From Idaho, we motored north on Highway 93, into Montana and my old stomping grounds in the Bitterroot Valley.  I bored Allison reminiscing about ski adventures gone awry as we passed Trapper Peak, Como and El Cap, Sky Pilot and Gash Point, Saint Mary’s and Saint Joe and finally Lolo.  Looking back, it’s pretty incredible we made it through all those descents relatively uninjured given how uninformed we often were.

Pedaling around Missoula, I was impressed by the places that haven’t changed a bit, like Charlie B’s, Del’s, and the Oxford, and less so by the new developments that are totally different from what I remember.  We didn’t have nearly enough time to catch up with all the people I wanted to see but did manage to fit in a ride with some old pedaling buddies.

As our bike-laden Honda pulled into the trailhead lot an hour out of Missoula we attracted glares from the horse folk who were standing around campfires near their trucks while waiting for the morning sun.  After our bikes were unloaded in the grass one of the cowboys wondered aloud whether bikes were even allowed on these trails.  Isn’t this area Wilderness?  Well, Scott explained, not yet; not Wilderness just wilderness.  The area is one of many in Montana that’s being pushed towards Wilderness designation and when that W gets capitalized bikes will no longer be allowed.  For now though we’re free to explore the hundred-plus miles of trail that branch from the trailhead.

Still a little jelly-legged from our rides the previous days in Idaho, we talked Scott and Sean down from the mega-loop extravaganza they’d been eyeing.  We settled instead on a mellower sub-30 mi jaunt.  The trails in Missoula had dried completely from the week’s rain, but out here in one of the wettest parts of the state the air was still heavy with humidity and the low spots still mucky.

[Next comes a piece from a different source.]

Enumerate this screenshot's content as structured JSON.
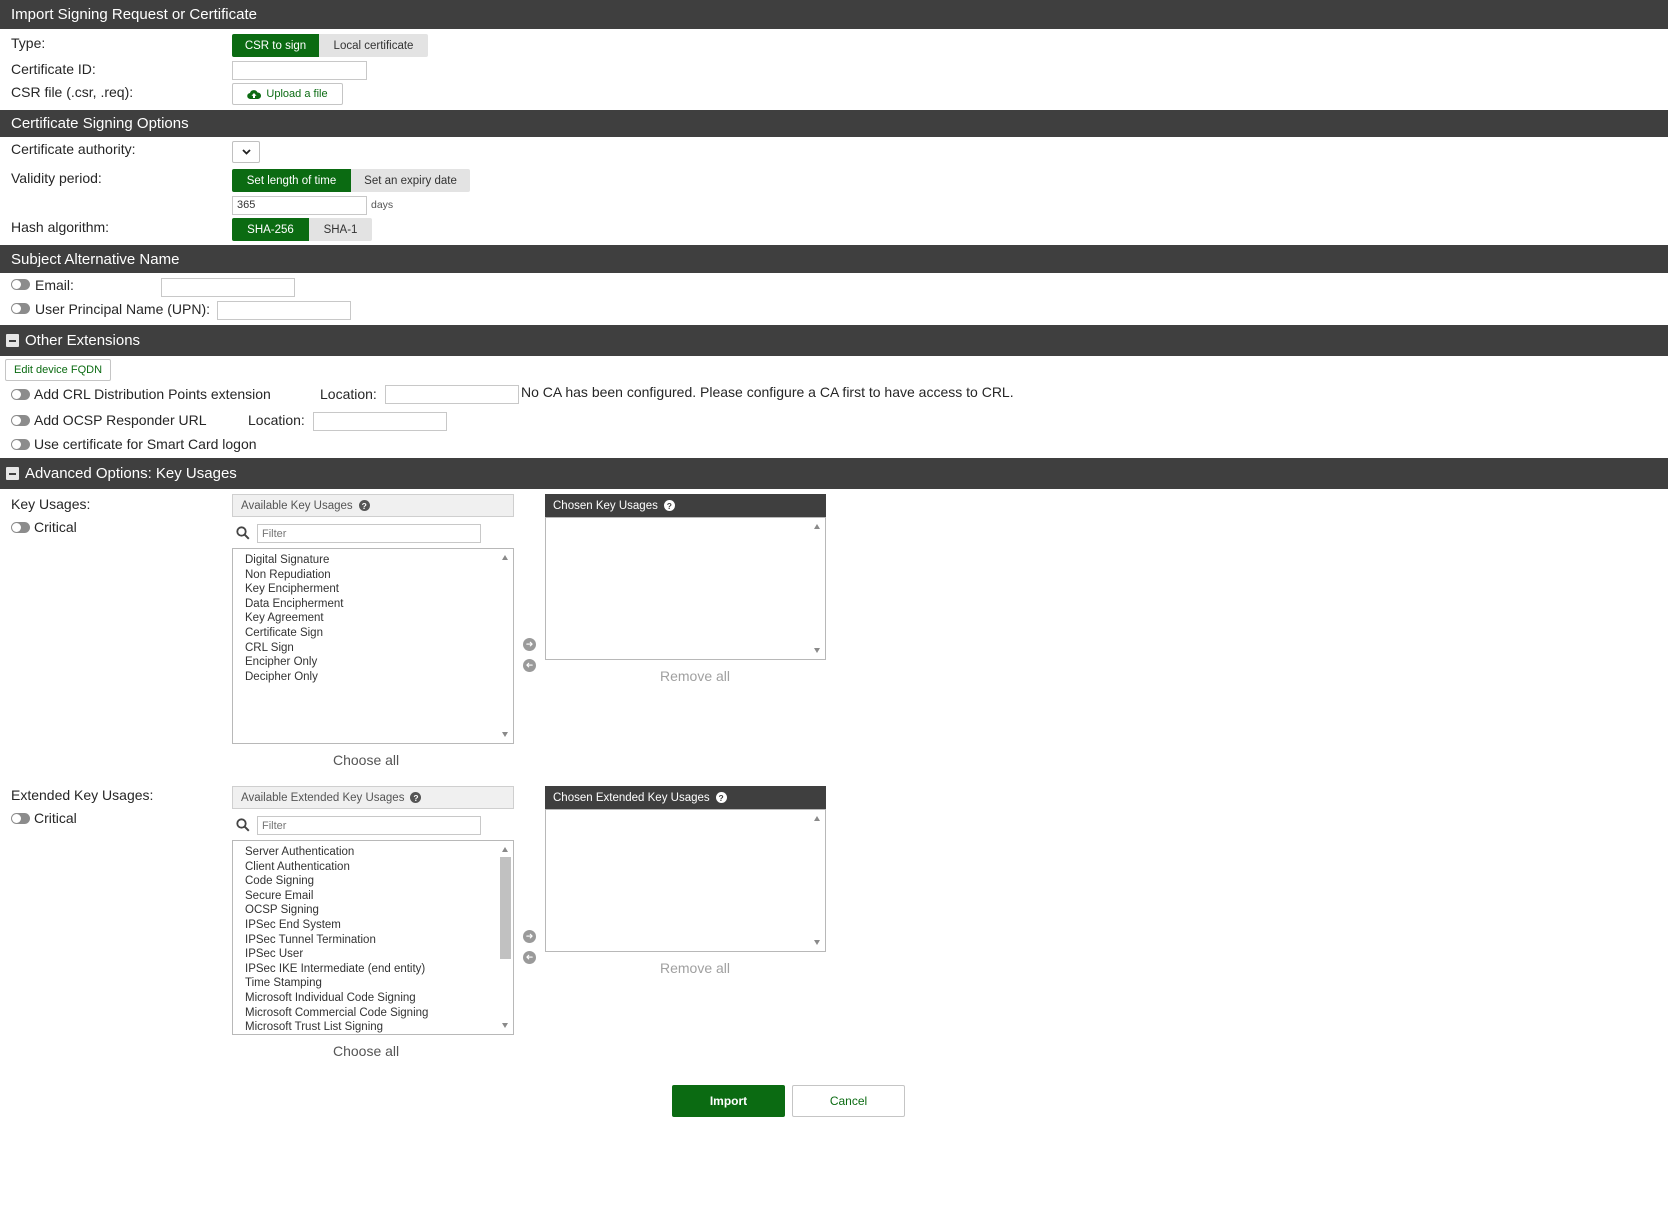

We pedaled up through Doug Fir forests then into stands Larch and Spruce. Next came dark Cedar forests with giant old-growth towers that dimmed the mid-day light into dusk.  My tires bumped over horse hoof prints until we passed the point where they’d turned back.  Here the trail was smoother and only the faint traces of horseshoes remained after days of rain.  Instead crisp prints in the sticky spots were from deer, elk, moose and wolves.  The wolf tracks were especially interesting because there were a lot of them and some of them looked very fresh.  Allison, who’d been bringing up the rear of the group, expressed her nervousness:

Do wolves ever bother people?

Not that I know of, but that was barbecue-flavored sunscreen I gave you, so you never know…

The wolves must be fans of dry rubs instead because we never saw them.

Eventually the old growth grew shorter and more spaced as we approached tree line, which is only about 6000′ here.  We crossed the state line into Idaho, refilled empty water bladders at a lake inlet and enjoyed the indian summer sun.  The ride back down was long and tacky.  The yellowing leaves whooshed against my handlebars and arms whenever I’d lean my bike around a turn.  Slick logs, twisting trail, and hidden pedal-height rocks kept our downhill pace in check.

Back at the car with our dirty bikes, canned microbrews in hand, an old timer wearing dark denim wranglers and western boots ambled over to congratulate us on our ride.  Scott’s mountain bike ambassadorship from earlier in the day had already began to pay off.